(Task description): Give back every record exactly, with its pictures left out.

[Stored data]
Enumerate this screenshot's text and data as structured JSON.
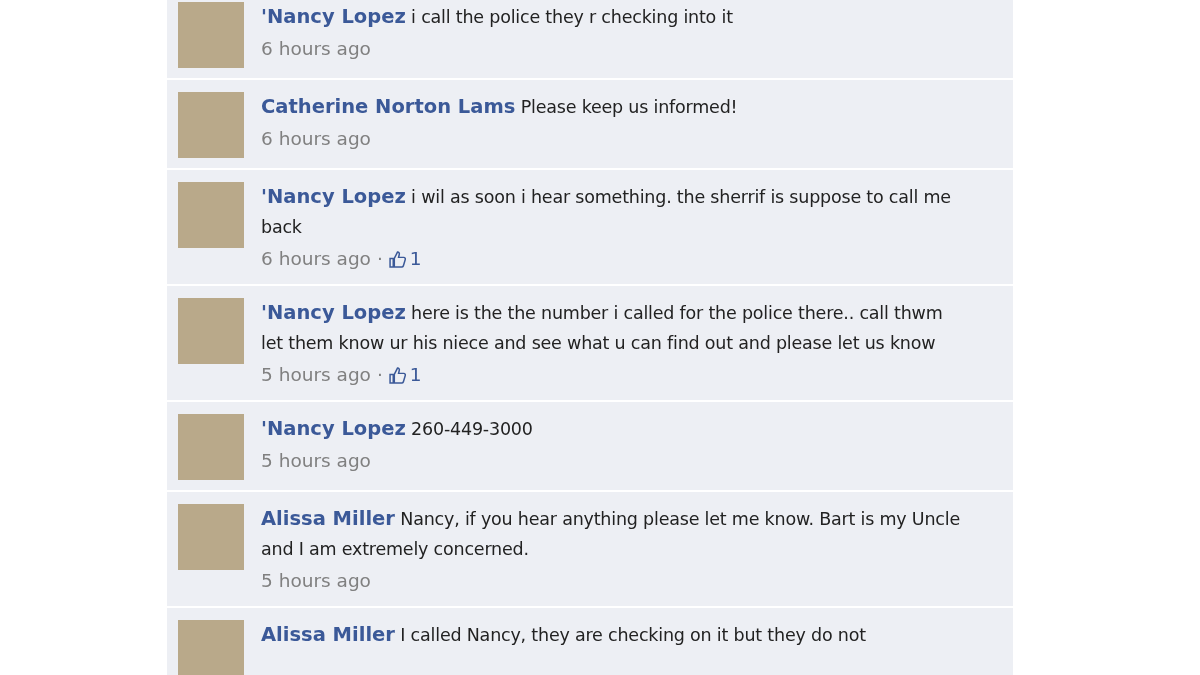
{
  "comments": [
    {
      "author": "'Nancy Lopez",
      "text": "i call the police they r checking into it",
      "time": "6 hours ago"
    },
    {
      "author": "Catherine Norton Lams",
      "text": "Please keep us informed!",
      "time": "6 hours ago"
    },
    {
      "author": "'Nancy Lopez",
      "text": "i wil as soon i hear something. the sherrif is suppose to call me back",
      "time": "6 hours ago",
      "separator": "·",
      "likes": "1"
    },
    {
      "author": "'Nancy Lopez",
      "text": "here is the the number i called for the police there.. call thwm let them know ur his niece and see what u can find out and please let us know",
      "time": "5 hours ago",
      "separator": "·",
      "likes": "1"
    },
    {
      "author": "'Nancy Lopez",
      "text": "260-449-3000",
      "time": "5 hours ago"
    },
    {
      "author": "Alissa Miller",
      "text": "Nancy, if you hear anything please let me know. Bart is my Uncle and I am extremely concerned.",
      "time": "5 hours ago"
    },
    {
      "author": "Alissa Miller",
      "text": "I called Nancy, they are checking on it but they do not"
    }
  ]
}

(Written reply):
Enumerate this screenshot's text and data as structured JSON.
{
  "comments": [
    {
      "author": "'Nancy Lopez",
      "text": "i call the police they r checking into it",
      "time": "6 hours ago"
    },
    {
      "author": "Catherine Norton Lams",
      "text": "Please keep us informed!",
      "time": "6 hours ago"
    },
    {
      "author": "'Nancy Lopez",
      "text": "i wil as soon i hear something. the sherrif is suppose to call me back",
      "time": "6 hours ago",
      "separator": "·",
      "likes": "1"
    },
    {
      "author": "'Nancy Lopez",
      "text": "here is the the number i called for the police there.. call thwm let them know ur his niece and see what u can find out and please let us know",
      "time": "5 hours ago",
      "separator": "·",
      "likes": "1"
    },
    {
      "author": "'Nancy Lopez",
      "text": "260-449-3000",
      "time": "5 hours ago"
    },
    {
      "author": "Alissa Miller",
      "text": "Nancy, if you hear anything please let me know. Bart is my Uncle and I am extremely concerned.",
      "time": "5 hours ago"
    },
    {
      "author": "Alissa Miller",
      "text": "I called Nancy, they are checking on it but they do not"
    }
  ]
}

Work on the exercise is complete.